(b) If, without sufficient excuse, the defendant neglects to appear for arraignment, trial, judgment, or upon any other occasion when his presence in court is lawfully required, or to surrender himself in execution of the judgment, but the court has reason to believe that sufficient excuse may exist for his neglect to appear or surrender himself, the court may continue the case for such period as it deems reasonable to enable the defendant to appear without ordering a forfeiture of bail or issuing a bench warrant.
1. All statutory references are to the Penal Code.
2. However, where notice is mailed, the time limit is 185 days. (People v. National Auto. & Cas. Ins. Co., 92 Cal.App.3d 907, 912, 155 Cal.Rptr. 602.)
3. Linarez had lived in the Swink's home for approximately two years before his arrest in November 1981. Swink posted bail on his behalf because she was troubled and distressed by his predicament. Upon learning he had failed to appear, she wrote his parents asking them to tell him to return. Before the expiration of 180 days, she spoke with him by phone, urging him to return to the United States to take care of his problems. He replied he would come back, “but said it would take some time.”
4. Section 1305 appears in its entirety in Appendix A.
5. By contrast, the Legislature has insured that lay persons who post property bonds are specifically notified their forfeitures will be governed by the provisions of section 1305, by incorporating reference to that section in the bond itself. (§ 1278.)
6. Swink's procedural due process claim involves the fulfillment of the notice requirement pursuant to section 1305 as specifically applied here and not whether section 1305 facially satisfies procedural due process requirements. As to the latter, two courts of appeal in People v. Beverly Bail Bonds, 134 Cal.App.3d 906, 909–911, 185 Cal.Rptr. 36, and People v. Surety Insurance Co., 82 Cal.App.3d 229, 236–240, 147 Cal.Rptr. 65, have concluded it does.
7. “The statute setting forth the requirements empowering a court to set aside a bail forfeiture (Pen.Code, § 1305) sets jurisdictional time limitations for the commencement of the procedure and for the making of the order. (People v. Black, 55 Cal.2d 275, 277 [10 Cal.Rptr. 459, 358 P.2d 915]; People v. Stuyvesant Ins. Co., 216 Cal.App.2d 380 [31 Cal.Rptr. 208]; People v. United Bonding Ins. Co., 272 Cal.App.2d 441 [77 Cal.Rptr. 310].)” (People v. Martinez (Wilshire Ins. Co.), 45 Cal.App.3d 814, 817, 119 Cal.Rptr. 702.)
8. Had Swink known of the governing procedures and time limitations, she might have been able to coax Linarez into surrendering or, at the very least, be permitted to exercise her discretion regarding whether to invest more money by hiring an investigator to track him down and return him to court. For, if one underlying purpose of this procedure is to motivate a surety to obtain a defendant's appearance, then notice is necessary to implement that purpose.

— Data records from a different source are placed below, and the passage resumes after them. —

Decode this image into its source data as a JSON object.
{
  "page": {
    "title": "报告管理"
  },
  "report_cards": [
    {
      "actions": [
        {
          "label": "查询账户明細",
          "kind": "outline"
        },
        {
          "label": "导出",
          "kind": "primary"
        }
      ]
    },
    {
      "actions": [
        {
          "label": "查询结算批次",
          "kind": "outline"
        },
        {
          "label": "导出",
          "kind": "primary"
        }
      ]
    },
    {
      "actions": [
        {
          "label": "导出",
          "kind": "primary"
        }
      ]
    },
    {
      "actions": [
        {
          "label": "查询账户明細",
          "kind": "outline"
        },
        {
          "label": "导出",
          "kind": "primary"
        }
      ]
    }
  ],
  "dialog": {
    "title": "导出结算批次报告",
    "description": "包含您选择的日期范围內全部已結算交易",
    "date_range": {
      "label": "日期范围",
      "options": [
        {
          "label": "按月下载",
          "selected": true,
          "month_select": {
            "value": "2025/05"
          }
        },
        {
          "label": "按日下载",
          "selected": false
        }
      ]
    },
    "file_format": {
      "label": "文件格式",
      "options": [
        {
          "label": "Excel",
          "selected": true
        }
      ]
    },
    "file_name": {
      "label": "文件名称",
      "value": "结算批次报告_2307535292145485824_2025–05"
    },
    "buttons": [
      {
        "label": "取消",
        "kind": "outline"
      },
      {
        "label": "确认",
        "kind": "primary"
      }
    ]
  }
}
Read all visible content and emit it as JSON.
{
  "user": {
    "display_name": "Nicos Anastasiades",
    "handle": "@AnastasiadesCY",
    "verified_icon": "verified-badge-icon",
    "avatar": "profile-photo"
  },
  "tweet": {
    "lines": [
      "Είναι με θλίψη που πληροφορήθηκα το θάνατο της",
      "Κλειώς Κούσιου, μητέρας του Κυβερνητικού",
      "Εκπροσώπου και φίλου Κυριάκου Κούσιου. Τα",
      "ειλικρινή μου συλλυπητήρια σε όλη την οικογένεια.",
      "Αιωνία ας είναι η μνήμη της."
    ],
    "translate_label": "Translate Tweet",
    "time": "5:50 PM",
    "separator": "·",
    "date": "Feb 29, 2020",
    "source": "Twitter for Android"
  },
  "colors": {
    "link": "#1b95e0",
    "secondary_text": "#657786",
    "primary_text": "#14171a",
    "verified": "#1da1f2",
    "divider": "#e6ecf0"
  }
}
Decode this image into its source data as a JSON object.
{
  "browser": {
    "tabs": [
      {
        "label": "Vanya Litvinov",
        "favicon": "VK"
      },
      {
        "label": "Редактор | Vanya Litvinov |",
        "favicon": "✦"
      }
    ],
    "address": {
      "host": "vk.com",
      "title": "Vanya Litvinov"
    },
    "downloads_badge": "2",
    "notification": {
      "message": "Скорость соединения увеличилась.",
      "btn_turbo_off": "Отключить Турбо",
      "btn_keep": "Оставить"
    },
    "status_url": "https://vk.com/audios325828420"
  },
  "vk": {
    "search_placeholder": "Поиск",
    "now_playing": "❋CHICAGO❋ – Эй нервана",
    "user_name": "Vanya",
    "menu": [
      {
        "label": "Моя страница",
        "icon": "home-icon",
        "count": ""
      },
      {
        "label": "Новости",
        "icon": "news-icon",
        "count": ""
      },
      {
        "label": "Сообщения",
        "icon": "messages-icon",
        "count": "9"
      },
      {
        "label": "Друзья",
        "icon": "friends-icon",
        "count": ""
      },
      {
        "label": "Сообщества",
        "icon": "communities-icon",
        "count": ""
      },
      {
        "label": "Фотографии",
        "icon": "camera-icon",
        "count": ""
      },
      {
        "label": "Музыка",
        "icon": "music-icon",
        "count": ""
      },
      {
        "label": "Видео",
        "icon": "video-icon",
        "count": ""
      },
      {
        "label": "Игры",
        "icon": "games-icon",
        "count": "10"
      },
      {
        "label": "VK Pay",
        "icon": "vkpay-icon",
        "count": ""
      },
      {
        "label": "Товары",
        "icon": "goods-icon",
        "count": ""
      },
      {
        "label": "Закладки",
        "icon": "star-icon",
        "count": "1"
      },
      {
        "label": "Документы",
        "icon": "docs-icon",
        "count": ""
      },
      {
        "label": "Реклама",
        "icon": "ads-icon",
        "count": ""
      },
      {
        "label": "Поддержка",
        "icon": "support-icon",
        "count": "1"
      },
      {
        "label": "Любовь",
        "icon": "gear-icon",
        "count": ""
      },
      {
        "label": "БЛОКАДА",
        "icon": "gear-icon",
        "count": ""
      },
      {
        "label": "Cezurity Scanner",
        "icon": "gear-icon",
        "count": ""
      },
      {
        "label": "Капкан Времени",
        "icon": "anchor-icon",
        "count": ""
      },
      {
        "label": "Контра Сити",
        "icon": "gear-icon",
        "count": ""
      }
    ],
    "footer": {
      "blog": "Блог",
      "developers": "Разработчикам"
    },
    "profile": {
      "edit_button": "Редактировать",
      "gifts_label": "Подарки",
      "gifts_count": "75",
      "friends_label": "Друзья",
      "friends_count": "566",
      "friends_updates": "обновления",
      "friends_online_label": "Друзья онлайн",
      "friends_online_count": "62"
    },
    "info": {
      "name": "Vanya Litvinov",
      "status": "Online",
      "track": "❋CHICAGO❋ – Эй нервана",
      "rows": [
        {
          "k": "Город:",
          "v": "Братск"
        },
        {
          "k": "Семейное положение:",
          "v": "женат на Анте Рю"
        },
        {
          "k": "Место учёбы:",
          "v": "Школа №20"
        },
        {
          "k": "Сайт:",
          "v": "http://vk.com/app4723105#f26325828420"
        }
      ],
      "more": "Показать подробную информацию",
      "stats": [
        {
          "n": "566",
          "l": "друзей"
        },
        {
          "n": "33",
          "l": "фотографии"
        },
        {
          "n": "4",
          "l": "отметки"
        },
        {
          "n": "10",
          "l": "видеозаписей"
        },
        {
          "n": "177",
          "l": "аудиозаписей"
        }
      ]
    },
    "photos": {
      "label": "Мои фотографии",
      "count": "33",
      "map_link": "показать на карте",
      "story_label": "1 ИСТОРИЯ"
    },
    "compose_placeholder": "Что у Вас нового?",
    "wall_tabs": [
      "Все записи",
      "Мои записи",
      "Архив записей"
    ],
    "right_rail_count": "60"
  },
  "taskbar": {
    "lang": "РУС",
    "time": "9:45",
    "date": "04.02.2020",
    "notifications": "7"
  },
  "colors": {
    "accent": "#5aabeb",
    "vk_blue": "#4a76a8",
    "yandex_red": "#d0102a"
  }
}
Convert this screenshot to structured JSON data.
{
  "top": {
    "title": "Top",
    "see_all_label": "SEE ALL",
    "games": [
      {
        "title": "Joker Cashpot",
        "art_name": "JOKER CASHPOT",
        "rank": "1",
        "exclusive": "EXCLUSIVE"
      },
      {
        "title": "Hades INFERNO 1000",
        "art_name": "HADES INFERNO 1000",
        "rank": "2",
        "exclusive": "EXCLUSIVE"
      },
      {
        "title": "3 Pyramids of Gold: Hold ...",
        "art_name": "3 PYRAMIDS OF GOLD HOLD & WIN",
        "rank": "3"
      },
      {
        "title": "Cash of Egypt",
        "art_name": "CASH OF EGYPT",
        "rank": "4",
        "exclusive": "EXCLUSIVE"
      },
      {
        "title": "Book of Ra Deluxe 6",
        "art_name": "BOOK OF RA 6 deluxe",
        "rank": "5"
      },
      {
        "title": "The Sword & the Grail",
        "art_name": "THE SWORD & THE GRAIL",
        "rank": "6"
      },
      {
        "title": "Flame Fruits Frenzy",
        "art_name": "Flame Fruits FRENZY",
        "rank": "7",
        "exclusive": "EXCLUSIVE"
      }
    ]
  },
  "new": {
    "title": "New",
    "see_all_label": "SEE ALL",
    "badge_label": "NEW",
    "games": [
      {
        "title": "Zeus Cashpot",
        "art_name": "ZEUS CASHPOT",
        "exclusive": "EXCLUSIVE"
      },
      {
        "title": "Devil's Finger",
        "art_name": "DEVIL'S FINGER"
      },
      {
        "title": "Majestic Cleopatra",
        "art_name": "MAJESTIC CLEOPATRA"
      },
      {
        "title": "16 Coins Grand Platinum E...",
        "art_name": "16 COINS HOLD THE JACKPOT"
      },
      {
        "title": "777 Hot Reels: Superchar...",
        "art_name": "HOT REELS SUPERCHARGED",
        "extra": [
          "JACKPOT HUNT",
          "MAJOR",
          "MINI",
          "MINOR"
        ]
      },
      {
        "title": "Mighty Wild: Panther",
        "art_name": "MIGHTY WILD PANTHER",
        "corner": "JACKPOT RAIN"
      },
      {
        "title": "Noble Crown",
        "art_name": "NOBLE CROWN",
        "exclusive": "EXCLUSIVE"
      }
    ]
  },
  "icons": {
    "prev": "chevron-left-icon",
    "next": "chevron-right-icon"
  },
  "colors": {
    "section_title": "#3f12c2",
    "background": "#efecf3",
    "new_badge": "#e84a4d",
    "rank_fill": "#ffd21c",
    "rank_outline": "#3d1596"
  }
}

9. In light of our holding, we do not address Swink's remaining contentions.
WORK, Associate Justice.
BROWN, P.J., and WIENER, J., concur.